-- DIRECTIONS --
Gather every line below where "Press" appears.
****
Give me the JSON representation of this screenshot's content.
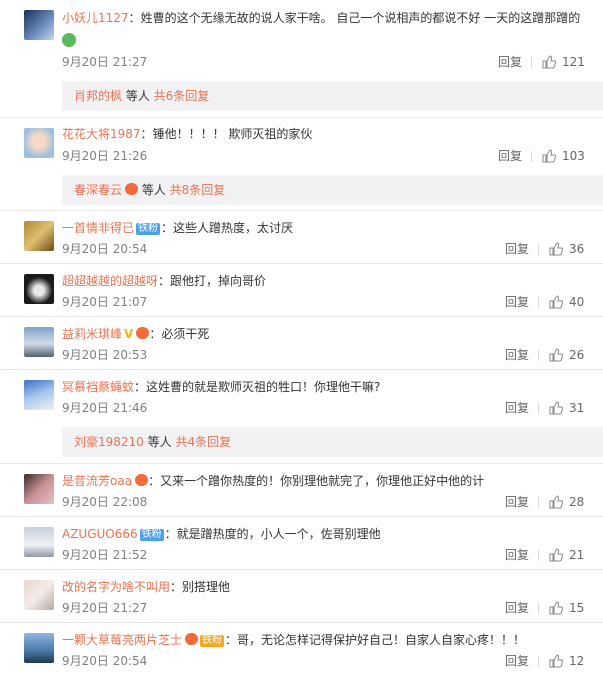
{
  "comments": [
    {
      "name": "小妖儿1127",
      "badge": "",
      "text": "姓曹的这个无缘无故的说人家干啥。 自己一个说相声的都说不好 一天的这蹭那蹭的",
      "time": "9月20日 21:27",
      "reply": "回复",
      "likes": "121"
    },
    {
      "name": "花花大将1987",
      "badge": "",
      "text": "锤他！！！！ 欺师灭祖的家伙",
      "time": "9月20日 21:26",
      "reply": "回复",
      "likes": "103"
    },
    {
      "name": "一首情非得已",
      "badge": "铁粉",
      "text": "这些人蹭热度，太讨厌",
      "time": "9月20日 20:54",
      "reply": "回复",
      "likes": "36"
    },
    {
      "name": "超超越越的超越呀",
      "badge": "",
      "text": "跟他打，掉向哥价",
      "time": "9月20日 21:07",
      "reply": "回复",
      "likes": "40"
    },
    {
      "name": "益莉米琪峰",
      "badge": "",
      "text": "必须干死",
      "time": "9月20日 20:53",
      "reply": "回复",
      "likes": "26"
    },
    {
      "name": "冥慕裆蔡蝇蚊",
      "badge": "",
      "text": "这姓曹的就是欺师灭祖的牲口！你理他干嘛?",
      "time": "9月20日 21:46",
      "reply": "回复",
      "likes": "31"
    },
    {
      "name": "是昔流芳oaa",
      "badge": "",
      "text": "又来一个蹭你热度的！你别理他就完了，你理他正好中他的计",
      "time": "9月20日 22:08",
      "reply": "回复",
      "likes": "28"
    },
    {
      "name": "AZUGUO666",
      "badge": "铁粉",
      "text": "就是蹭热度的，小人一个，佐哥别理他",
      "time": "9月20日 21:52",
      "reply": "回复",
      "likes": "21"
    },
    {
      "name": "改的名字为啥不叫用",
      "badge": "",
      "text": "别搭理他",
      "time": "9月20日 21:27",
      "reply": "回复",
      "likes": "15"
    },
    {
      "name": "一颗大草莓亮两片芝士",
      "badge": "铁粉",
      "text": "哥，无论怎样记得保护好自己！自家人自家心疼！！！",
      "time": "9月20日 20:54",
      "reply": "回复",
      "likes": "12"
    }
  ],
  "more": [
    {
      "user": "肖邦的枫",
      "mid": " 等人 ",
      "link": "共6条回复"
    },
    {
      "user": "春深春云",
      "mid": " 等人 ",
      "link": "共8条回复"
    },
    {
      "user": "刘豪198210",
      "mid": " 等人 ",
      "link": "共4条回复"
    }
  ],
  "colors": {
    "accent": "#eb7350",
    "link_orange": "#eb7350",
    "fan_badge": "#4ca0ec",
    "meta_gray": "#808080",
    "reply_bar_bg": "#f2f2f5"
  },
  "icons": {
    "like": "thumbs-up-icon",
    "vip": "vip-crown-icon",
    "emoji": "smiley-emoji-icon"
  }
}
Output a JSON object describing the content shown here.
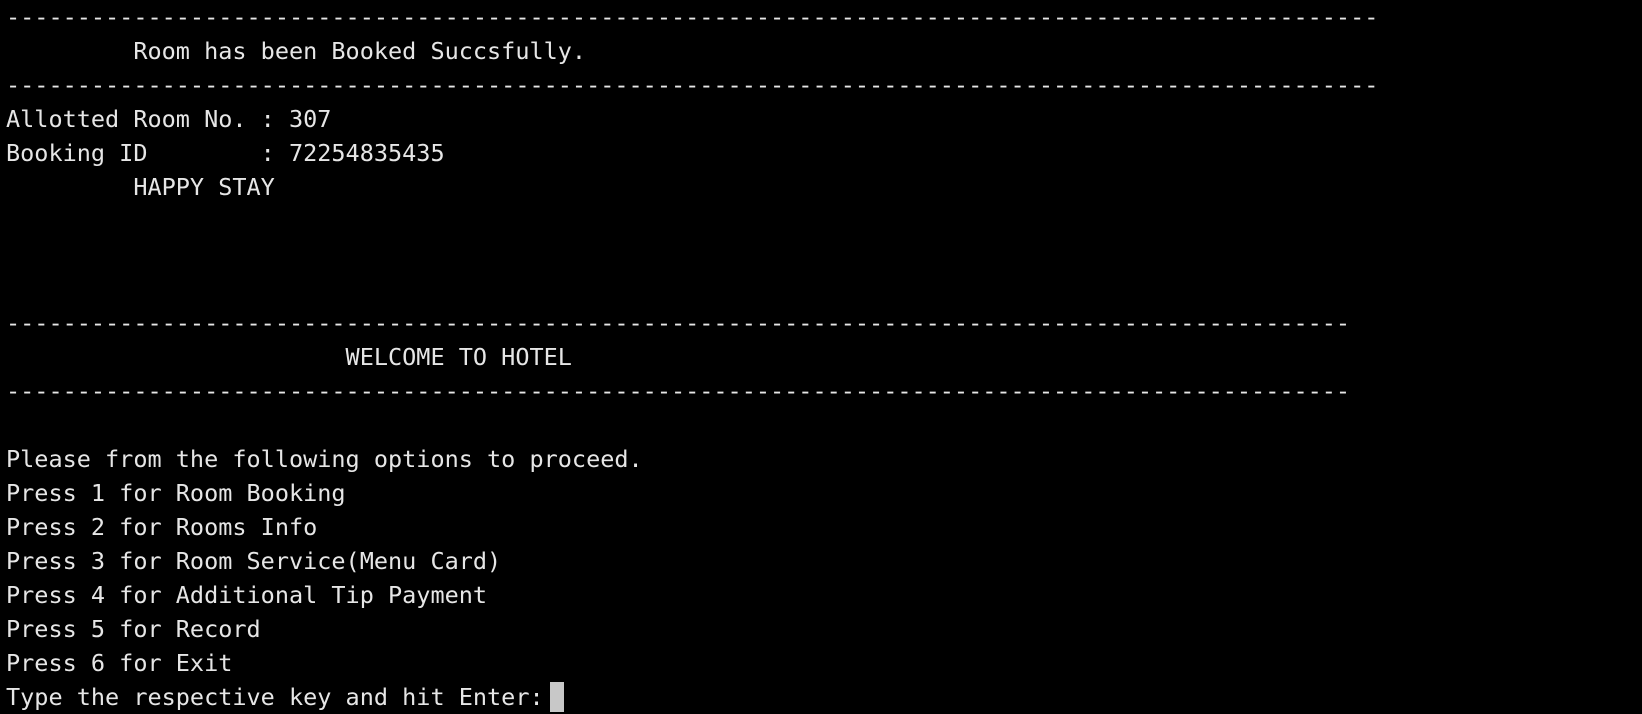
{
  "terminal": {
    "booking_block": {
      "divider_top": "-------------------------------------------------------------------------------------------------",
      "message": "         Room has been Booked Succsfully.",
      "divider_bottom": "-------------------------------------------------------------------------------------------------",
      "room_line": "Allotted Room No. : 307",
      "booking_line": "Booking ID        : 72254835435",
      "happy_stay": "         HAPPY STAY"
    },
    "welcome_block": {
      "divider_top": "-----------------------------------------------------------------------------------------------",
      "title": "                        WELCOME TO HOTEL",
      "divider_bottom": "-----------------------------------------------------------------------------------------------"
    },
    "menu": {
      "intro": "Please from the following options to proceed.",
      "options": [
        "Press 1 for Room Booking",
        "Press 2 for Rooms Info",
        "Press 3 for Room Service(Menu Card)",
        "Press 4 for Additional Tip Payment",
        "Press 5 for Record",
        "Press 6 for Exit"
      ],
      "prompt": "Type the respective key and hit Enter:"
    }
  }
}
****
-- WRITTEN REPLY --
        "Press 1 for Room Booking",
        "Press 2 for Rooms Info",
        "Press 3 for Room Service(Menu Card)",
        "Press 4 for Additional Tip Payment",
        "Press 5 for Record",
        "Press 6 for Exit"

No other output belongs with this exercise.